La Gaceta De Mexico - Rugby league bans transgender players from women's internationals

Rugby league bans transgender players from women's internationals
Rugby league bans transgender players from women's internationals / Photo: © AFP

Rugby league bans transgender players from women's internationals

The sport of rugby league on Tuesday banned transgender players from women's international matches while it develops a "comprehensive inclusion policy".

Text size:

Its decision came a day after international swimming effectively banned transgender athletes from women's races, placing them instead in a new "open category".

Rugby league authorities said they needed to conduct further consultations and research to finalise a new policy for 2023, citing the "welfare, legal and reputational risk" to the game and players.

Until then, transgender women players "are unable to play in sanctioned women's international rugby league matches," said a statement from the 13-a-side game's governing body, the International Rugby League.

The decision means transgender athletes will be banned from this year's Women's Rugby League World Cup in England in November.

Rugby league authorities cited the International Olympic Committee's decision last year that each sport should determine how athletes might be at a "disproportionate advantage".

"The IRL reaffirms its belief that rugby league is a game for all and that anyone and everyone can play our sport," it said.

The sport said it had a responsibility to balance each player's right to take part against the perceived risk to other players "and to ensure all are given a fair hearing".

- 'Inclusion policy in 2023' -

The governing body said it would work with the eight nations taking part in the Women's Rugby League World Cup for a "future trans women inclusion policy in 2023", taking into account the "unique characteristics" of rugby league.

Swimming's governing body FINA made its decision to exclude transgender swimmers from women's races after setting up legal, medical and athletes' committees to examine the issue.

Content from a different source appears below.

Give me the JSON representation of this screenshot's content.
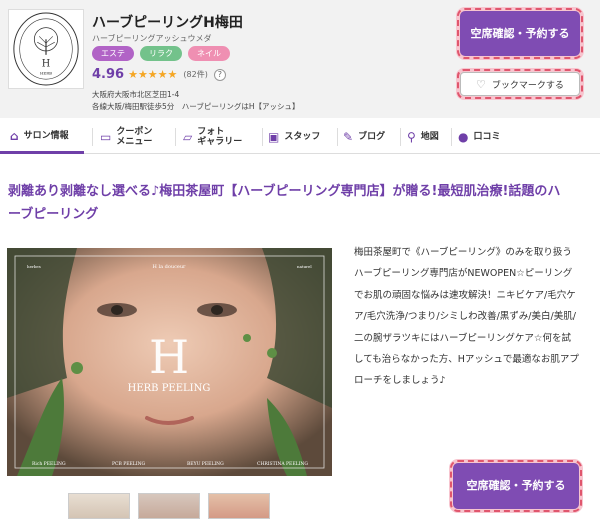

FINA decided that male-to-female transgender athletes could only join women's races if they had not experienced any part of male puberty.

FINA said its medical committee found that males acquired advantages in puberty, including in the size of their organs and bones, that were not lost in hormone suppression.

World Athletics president Sebastian Coe has hinted track and field could follow swimming in bringing in a tougher policy on transgender athletes competing in women's events.

"My responsibility is to protect the integrity of women's sport and we take that very seriously, and if it means that we have to make adjustments to protocols going forward, we will," said Coe, who was present in Budapest at the swimming world championships on Sunday.

"I've always made it clear: if we ever get pushed into a corner to that point where we're making a judgement about fairness or inclusion, I will always fall down on the side of fairness."

Coe said biology "trumps gender" and that athletics would continue to review its rules in line with this.

Under World Athletics rules, transgender women have to show they have low testosterone levels for at least 12 months before competition.

Cycling's governing body, the UCI, has also toughened its rules on transgender eligibility by doubling the time period before a rider transitioning from male to female can compete.

X.A. Mendez--LGdM